(Task data)
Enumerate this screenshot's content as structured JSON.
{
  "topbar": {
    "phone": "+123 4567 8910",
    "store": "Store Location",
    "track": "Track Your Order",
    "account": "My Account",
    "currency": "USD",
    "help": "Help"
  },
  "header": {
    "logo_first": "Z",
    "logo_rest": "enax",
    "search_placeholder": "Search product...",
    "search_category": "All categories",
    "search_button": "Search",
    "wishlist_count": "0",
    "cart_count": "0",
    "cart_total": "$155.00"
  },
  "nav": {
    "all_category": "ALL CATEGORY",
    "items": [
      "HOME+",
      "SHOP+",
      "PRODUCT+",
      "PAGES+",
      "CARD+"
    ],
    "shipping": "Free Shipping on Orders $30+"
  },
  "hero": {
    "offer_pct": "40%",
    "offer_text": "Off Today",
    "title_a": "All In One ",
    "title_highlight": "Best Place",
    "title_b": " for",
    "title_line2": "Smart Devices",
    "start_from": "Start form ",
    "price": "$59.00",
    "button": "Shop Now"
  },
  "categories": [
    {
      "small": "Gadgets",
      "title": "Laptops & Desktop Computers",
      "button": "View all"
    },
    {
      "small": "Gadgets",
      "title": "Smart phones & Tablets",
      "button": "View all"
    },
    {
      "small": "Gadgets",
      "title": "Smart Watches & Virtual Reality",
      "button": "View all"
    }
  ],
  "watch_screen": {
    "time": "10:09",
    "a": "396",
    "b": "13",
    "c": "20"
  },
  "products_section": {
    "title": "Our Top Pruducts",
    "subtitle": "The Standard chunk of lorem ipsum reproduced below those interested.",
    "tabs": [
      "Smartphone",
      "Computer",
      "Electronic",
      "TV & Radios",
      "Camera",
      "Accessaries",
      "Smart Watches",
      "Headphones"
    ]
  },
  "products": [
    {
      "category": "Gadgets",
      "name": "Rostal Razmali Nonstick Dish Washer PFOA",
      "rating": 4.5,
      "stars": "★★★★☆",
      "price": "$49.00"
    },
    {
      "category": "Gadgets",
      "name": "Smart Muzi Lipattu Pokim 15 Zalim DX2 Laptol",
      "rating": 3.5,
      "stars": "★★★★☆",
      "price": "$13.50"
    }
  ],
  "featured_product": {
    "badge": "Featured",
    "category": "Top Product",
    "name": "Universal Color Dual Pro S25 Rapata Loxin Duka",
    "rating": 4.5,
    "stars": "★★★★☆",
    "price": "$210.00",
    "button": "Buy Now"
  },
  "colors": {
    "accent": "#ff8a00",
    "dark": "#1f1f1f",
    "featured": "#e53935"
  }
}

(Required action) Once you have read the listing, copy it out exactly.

(Exercise solution)
Enumerate this screenshot's content as structured JSON.
{
  "topbar": {
    "phone": "+123 4567 8910",
    "store": "Store Location",
    "track": "Track Your Order",
    "account": "My Account",
    "currency": "USD",
    "help": "Help"
  },
  "header": {
    "logo_first": "Z",
    "logo_rest": "enax",
    "search_placeholder": "Search product...",
    "search_category": "All categories",
    "search_button": "Search",
    "wishlist_count": "0",
    "cart_count": "0",
    "cart_total": "$155.00"
  },
  "nav": {
    "all_category": "ALL CATEGORY",
    "items": [
      "HOME+",
      "SHOP+",
      "PRODUCT+",
      "PAGES+",
      "CARD+"
    ],
    "shipping": "Free Shipping on Orders $30+"
  },
  "hero": {
    "offer_pct": "40%",
    "offer_text": "Off Today",
    "title_a": "All In One ",
    "title_highlight": "Best Place",
    "title_b": " for",
    "title_line2": "Smart Devices",
    "start_from": "Start form ",
    "price": "$59.00",
    "button": "Shop Now"
  },
  "categories": [
    {
      "small": "Gadgets",
      "title": "Laptops & Desktop Computers",
      "button": "View all"
    },
    {
      "small": "Gadgets",
      "title": "Smart phones & Tablets",
      "button": "View all"
    },
    {
      "small": "Gadgets",
      "title": "Smart Watches & Virtual Reality",
      "button": "View all"
    }
  ],
  "watch_screen": {
    "time": "10:09",
    "a": "396",
    "b": "13",
    "c": "20"
  },
  "products_section": {
    "title": "Our Top Pruducts",
    "subtitle": "The Standard chunk of lorem ipsum reproduced below those interested.",
    "tabs": [
      "Smartphone",
      "Computer",
      "Electronic",
      "TV & Radios",
      "Camera",
      "Accessaries",
      "Smart Watches",
      "Headphones"
    ]
  },
  "products": [
    {
      "category": "Gadgets",
      "name": "Rostal Razmali Nonstick Dish Washer PFOA",
      "rating": 4.5,
      "stars": "★★★★☆",
      "price": "$49.00"
    },
    {
      "category": "Gadgets",
      "name": "Smart Muzi Lipattu Pokim 15 Zalim DX2 Laptol",
      "rating": 3.5,
      "stars": "★★★★☆",
      "price": "$13.50"
    }
  ],
  "featured_product": {
    "badge": "Featured",
    "category": "Top Product",
    "name": "Universal Color Dual Pro S25 Rapata Loxin Duka",
    "rating": 4.5,
    "stars": "★★★★☆",
    "price": "$210.00",
    "button": "Buy Now"
  },
  "colors": {
    "accent": "#ff8a00",
    "dark": "#1f1f1f",
    "featured": "#e53935"
  }
}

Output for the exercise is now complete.